→ **WORK INSTRUCTIONS**: The expected output is each line below containing "icon", copied in full.

→ **DATA UNDER STUDY**:
"""

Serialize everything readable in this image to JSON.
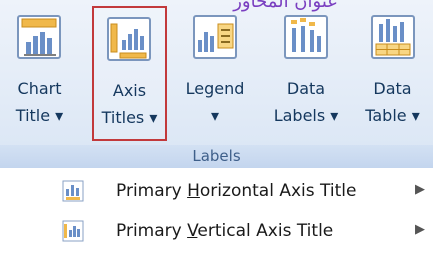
{
  "banner": {
    "text": "عنوان المحاور"
  },
  "ribbon": {
    "buttons": [
      {
        "line1": "Chart",
        "line2": "Title ▾",
        "selected": false,
        "icon": "chart-title-icon"
      },
      {
        "line1": "Axis",
        "line2": "Titles ▾",
        "selected": true,
        "icon": "axis-titles-icon"
      },
      {
        "line1": "Legend",
        "line2": "▾",
        "selected": false,
        "icon": "legend-icon"
      },
      {
        "line1": "Data",
        "line2": "Labels ▾",
        "selected": false,
        "icon": "data-labels-icon"
      },
      {
        "line1": "Data",
        "line2": "Table ▾",
        "selected": false,
        "icon": "data-table-icon"
      }
    ],
    "group_label": "Labels"
  },
  "menu": {
    "items": [
      {
        "before": "Primary ",
        "accel": "H",
        "after": "orizontal Axis Title",
        "icon": "horizontal-axis-title-icon",
        "has_submenu": true,
        "arrow": "▶"
      },
      {
        "before": "Primary ",
        "accel": "V",
        "after": "ertical Axis Title",
        "icon": "vertical-axis-title-icon",
        "has_submenu": true,
        "arrow": "▶"
      }
    ]
  },
  "colors": {
    "selected_border": "#c2393b",
    "label_text": "#15385e",
    "banner_text": "#7a3fc0"
  }
}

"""

→ **REPLY TO THE EXERCISE**:
        "icon": "chart-title-icon"
        "icon": "axis-titles-icon"
        "icon": "legend-icon"
        "icon": "data-labels-icon"
        "icon": "data-table-icon"
        "icon": "horizontal-axis-title-icon",
        "icon": "vertical-axis-title-icon",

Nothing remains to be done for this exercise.